Title Houstonian 1988
Creator (LCNAF)
  • Students of the University of Houston
Caption The Houstonian is the official yearbook of the University of Houston.
Subject.Name (LCNAF)
  • University of Houston
Repository Special Collections, University of Houston Libraries
Use and Reproduction This image is in the public domain and may be used freely. If publishing in print, electronically, or on a website, please use the citation button above. To request higher resolution images, please use the Request High Res button above.
File name index.cpd
Item Description
Title Issues
Creator (LCNAF)
  • Students of the University of Houston
Caption The Houstonian is the official yearbook of the University of Houston.
Subject.Name (LCNAF)
  • University of Houston
Repository Special Collections, University of Houston Libraries
Use and Reproduction This image is in the public domain and may be used freely. If publishing in print, electronically, or on a website, please use the citation button above. To request higher resolution images, please use the Request High Res button above.
File name yearb_1988_055.jpg

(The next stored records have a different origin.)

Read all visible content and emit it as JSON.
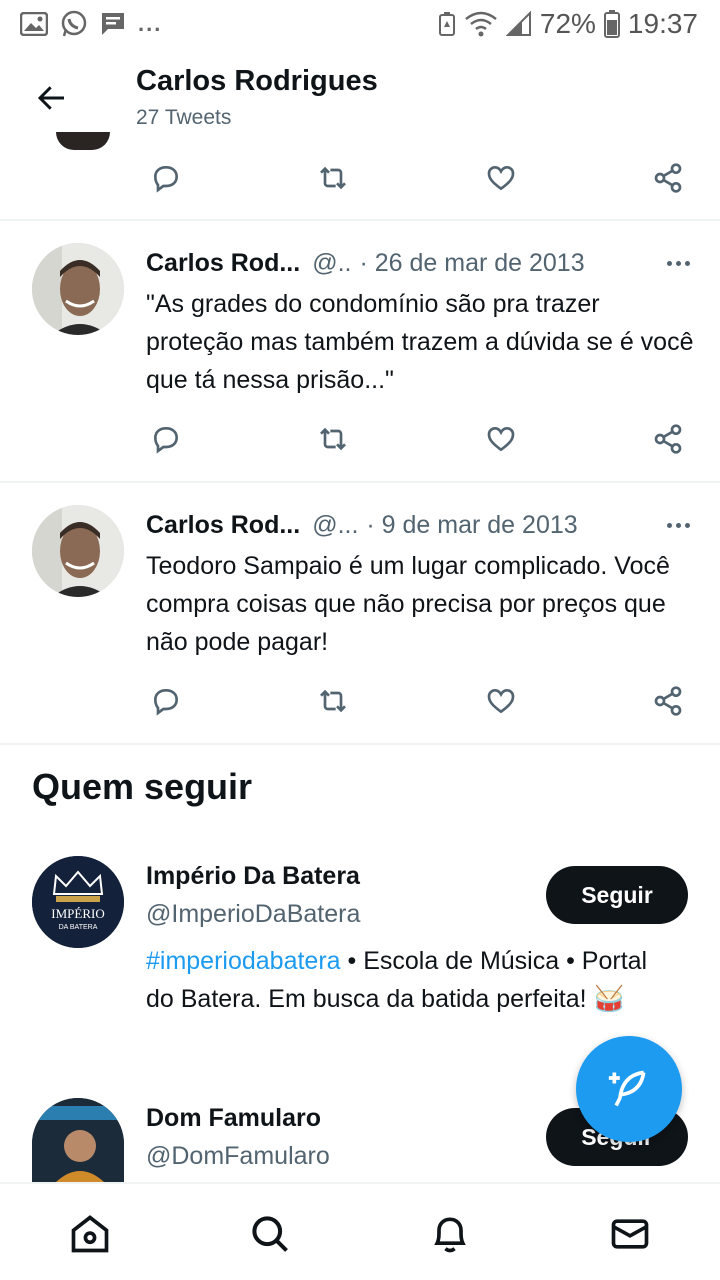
{
  "status_bar": {
    "battery": "72%",
    "time": "19:37",
    "overflow": "..."
  },
  "header": {
    "title": "Carlos Rodrigues",
    "subtitle": "27 Tweets"
  },
  "tweets": [
    {
      "name": "Carlos Rod...",
      "handle": "@..",
      "date": "· 26 de mar de 2013",
      "text": "\"As grades do condomínio são pra trazer proteção mas também trazem a dúvida se é você que tá nessa prisão...\""
    },
    {
      "name": "Carlos Rod...",
      "handle": "@...",
      "date": "· 9 de mar de 2013",
      "text": "Teodoro Sampaio é um lugar complicado. Você compra coisas que não precisa por preços que não pode pagar!"
    }
  ],
  "who_to_follow": {
    "title": "Quem seguir",
    "accounts": [
      {
        "name": "Império Da Batera",
        "handle": "@ImperioDaBatera",
        "bio_hashtag": "#imperiodabatera",
        "bio_rest": " • Escola de Música • Portal do Batera. Em busca da batida perfeita! 🥁",
        "button": "Seguir",
        "logo_text": "IMPÉRIO",
        "logo_subtext": "DA BATERA"
      },
      {
        "name": "Dom Famularo",
        "handle": "@DomFamularo",
        "button": "Seguir"
      }
    ]
  },
  "colors": {
    "accent": "#1d9bf0",
    "text": "#0f1419",
    "secondary": "#536471",
    "button_bg": "#0f1419"
  }
}
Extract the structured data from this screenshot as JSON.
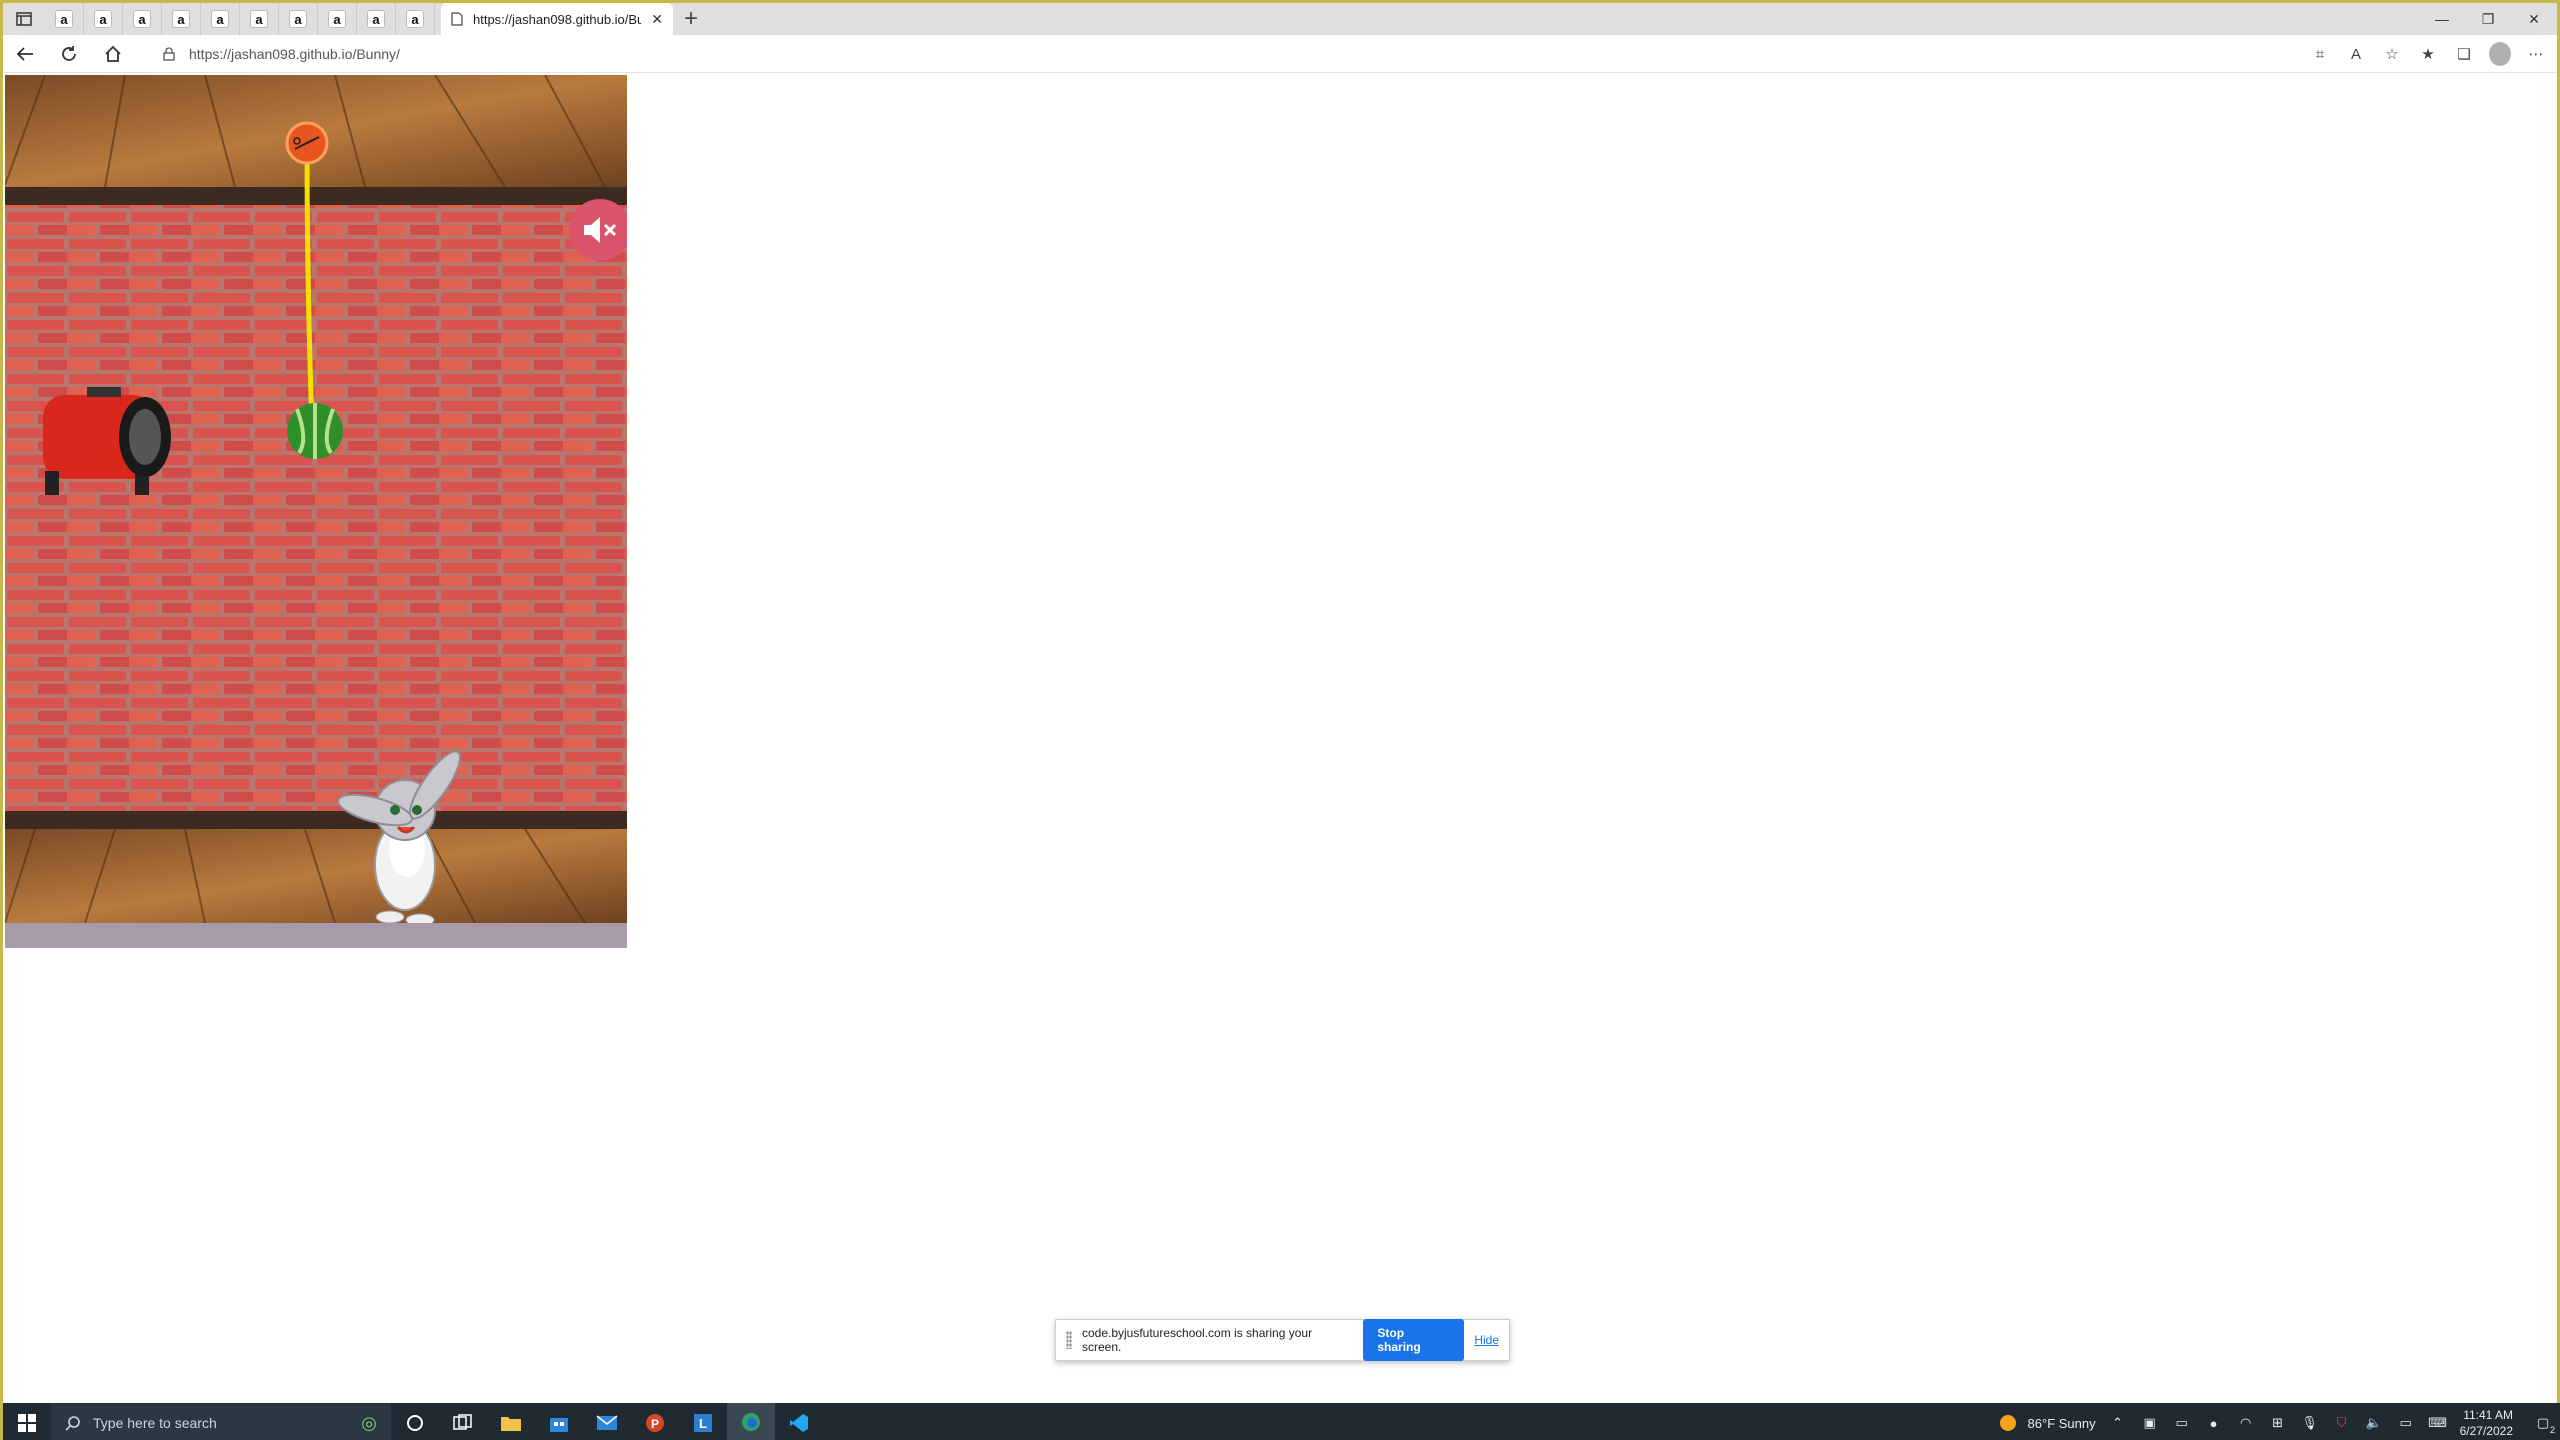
{
  "browser": {
    "tab_favicon_letter": "a",
    "mini_tab_count": 10,
    "active_tab_title": "https://jashan098.github.io/Bunny/",
    "url": "https://jashan098.github.io/Bunny/"
  },
  "game": {
    "mute_icon": "speaker-muted-icon",
    "objects": [
      "cut-button",
      "rope",
      "watermelon",
      "air-blower",
      "bunny"
    ]
  },
  "share_bar": {
    "message": "code.byjusfutureschool.com is sharing your screen.",
    "stop_label": "Stop sharing",
    "hide_label": "Hide"
  },
  "taskbar": {
    "search_placeholder": "Type here to search",
    "weather": "86°F  Sunny",
    "time": "11:41 AM",
    "date": "6/27/2022",
    "notification_count": "2"
  }
}
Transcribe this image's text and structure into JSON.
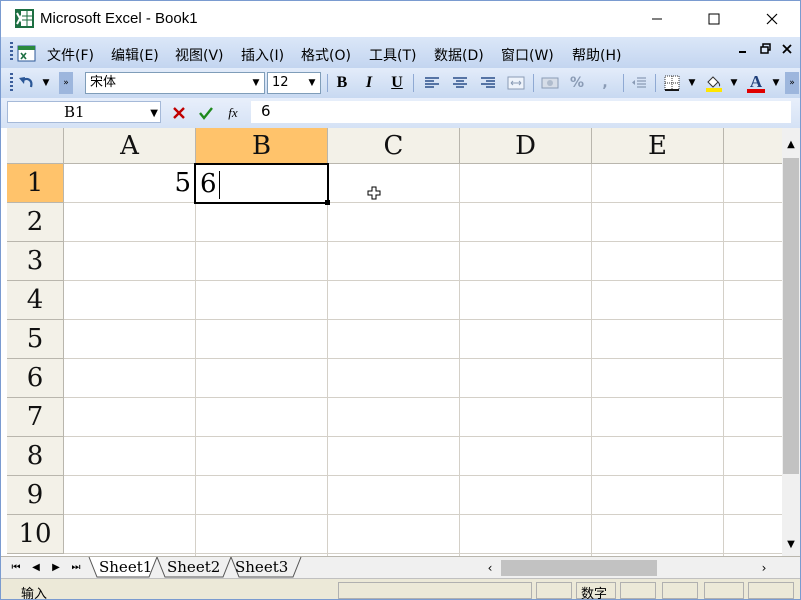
{
  "window": {
    "title": "Microsoft Excel - Book1"
  },
  "menu": {
    "items": [
      "文件(F)",
      "编辑(E)",
      "视图(V)",
      "插入(I)",
      "格式(O)",
      "工具(T)",
      "数据(D)",
      "窗口(W)",
      "帮助(H)"
    ]
  },
  "toolbar": {
    "font_name": "宋体",
    "font_size": "12",
    "bold_label": "B",
    "italic_label": "I",
    "underline_label": "U",
    "percent_label": "%",
    "comma_label": ",",
    "font_color_label": "A"
  },
  "formula_bar": {
    "name_box": "B1",
    "fx_label": "fx",
    "content": "6"
  },
  "grid": {
    "columns": [
      "A",
      "B",
      "C",
      "D",
      "E"
    ],
    "rows": [
      "1",
      "2",
      "3",
      "4",
      "5",
      "6",
      "7",
      "8",
      "9",
      "10"
    ],
    "selected_column": "B",
    "selected_row": "1",
    "cells": {
      "A1": "5",
      "B1": "6"
    }
  },
  "sheets": {
    "tabs": [
      "Sheet1",
      "Sheet2",
      "Sheet3"
    ],
    "active": "Sheet1"
  },
  "status": {
    "mode": "输入",
    "num_lock": "数字"
  },
  "colors": {
    "selected_header": "#ffc36b",
    "toolbar_blue": "#c3d5f0"
  }
}
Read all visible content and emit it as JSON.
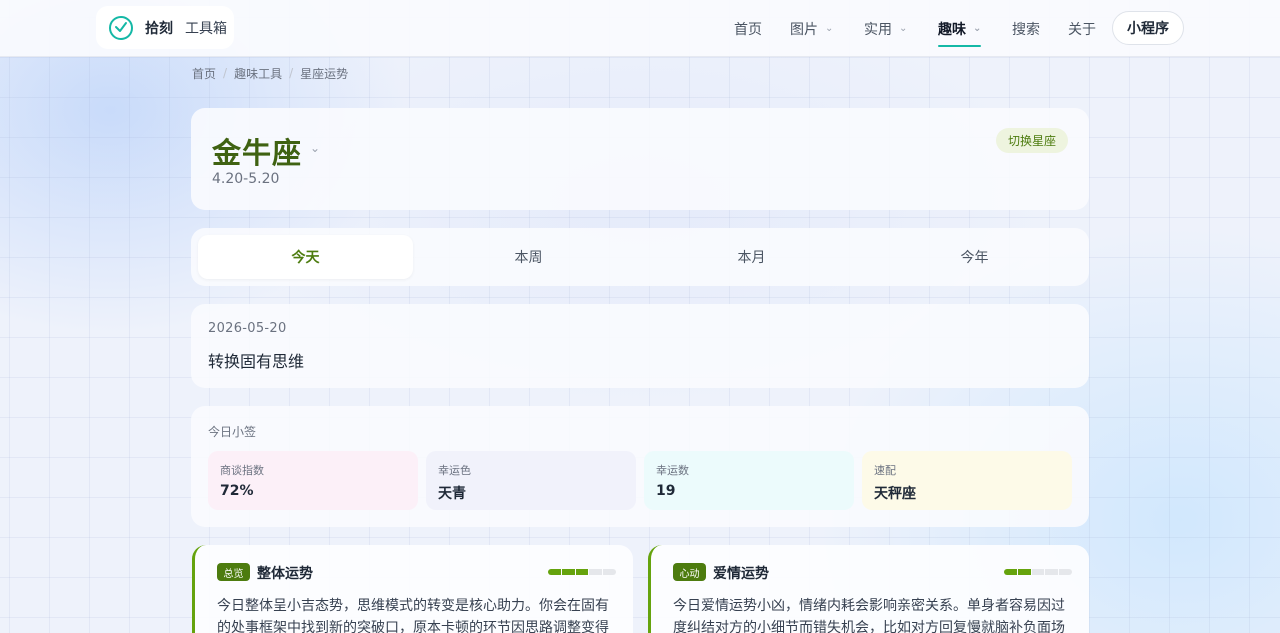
{
  "brand": {
    "name": "拾刻",
    "subtitle": "工具箱",
    "accent": "#14b8a6"
  },
  "nav": {
    "home": "首页",
    "images": "图片",
    "utility": "实用",
    "fun": "趣味",
    "search": "搜索",
    "about": "关于",
    "mini_program": "小程序",
    "active": "趣味"
  },
  "breadcrumb": [
    "首页",
    "趣味工具",
    "星座运势"
  ],
  "sign": {
    "name": "金牛座",
    "range": "4.20-5.20",
    "switch_label": "切换星座",
    "color": "#3f6212"
  },
  "tabs": [
    {
      "label": "今天",
      "active": true
    },
    {
      "label": "本周",
      "active": false
    },
    {
      "label": "本月",
      "active": false
    },
    {
      "label": "今年",
      "active": false
    }
  ],
  "quote": {
    "date": "2026-05-20",
    "text": "转换固有思维"
  },
  "stats": {
    "title": "今日小签",
    "items": [
      {
        "label": "商谈指数",
        "value": "72%",
        "bg": "#fcf0f8"
      },
      {
        "label": "幸运色",
        "value": "天青",
        "bg": "#f1f2fb"
      },
      {
        "label": "幸运数",
        "value": "19",
        "bg": "#ecfbfc"
      },
      {
        "label": "速配",
        "value": "天秤座",
        "bg": "#fdfae8"
      }
    ]
  },
  "fortunes": [
    {
      "badge": "总览",
      "title": "整体运势",
      "level": 0.6,
      "text": "今日整体呈小吉态势，思维模式的转变是核心助力。你会在固有的处事框架中找到新的突破口，原本卡顿的环节因思路调整变得"
    },
    {
      "badge": "心动",
      "title": "爱情运势",
      "level": 0.4,
      "text": "今日爱情运势小凶，情绪内耗会影响亲密关系。单身者容易因过度纠结对方的小细节而错失机会，比如对方回复慢就脑补负面场"
    }
  ]
}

Transcript Black Death of the '80s Acquired Immune Deficiency Syndrome, known as the "Black Death of the '80s," is a mysterious virus that attacks the body's immune system and leaves the person vulnerable to death by any number of lesser viruses. AIDS, as it has become called, has been likened to the blackdeath of the 14th century because of the mysterious mode of transmission, the violence perpetrated on those listed as high risk groups, and the ignorance of the populace as a whole. Religious zealots have repeatedly claimed that God has sent the AIDS virus as punishment for promiscuity and homosexuality. It was also the church that claimed that God had sent the blackdeath to punish Europe for allowing nonchristians to exist in their midst. The scientific community says that the disease which seems to have originated in Africa, comes from unknown origin, but claim that it isn't a punishment sent from God to smite an evil world. They claim that ignorance is the primary reason that the disease has not been contained. Whatever the reason, no matter who claims to know why AIDS has destroyed countless lives, the problem is still the same. The disease is spreading through the world like Chicken Pox spread through the native American Indians in the 19th century. Ignorance has only helped spread AIDS throughout the world's population in an incredibly short time. The first cases in the U.S. were reported in 1981. Since then many Americans have felt the blow of AIDS either personally or by association. The American Medical Association released figures that claimed the cost of caring for AIDS patients in the '80s and '90s will more than triple. They also said that an effective vaccine is years from perfection at this time, for they are only just now understanding how the virus works. However, it is not the cost that is the problem. AIDS is thought to be transmitted through sexual contact, intravenous drug use and blood transfusions. Each method brings more people into contact with the virus than would normally have been put at risk. High-risk groups include homosexuals, bisexual men, intravenous drug users and prostitutes; but when doctors treat an injured person in a hospital and that person is an AIDS carrier, he risks contracting the virus, when a person sets up the needle for a blood transfusion within the AIDS carrier another person is put at risk, the list goes on and on. Each of these people could reduce their risk of contracting the virus through proper protection. 60 University of Houston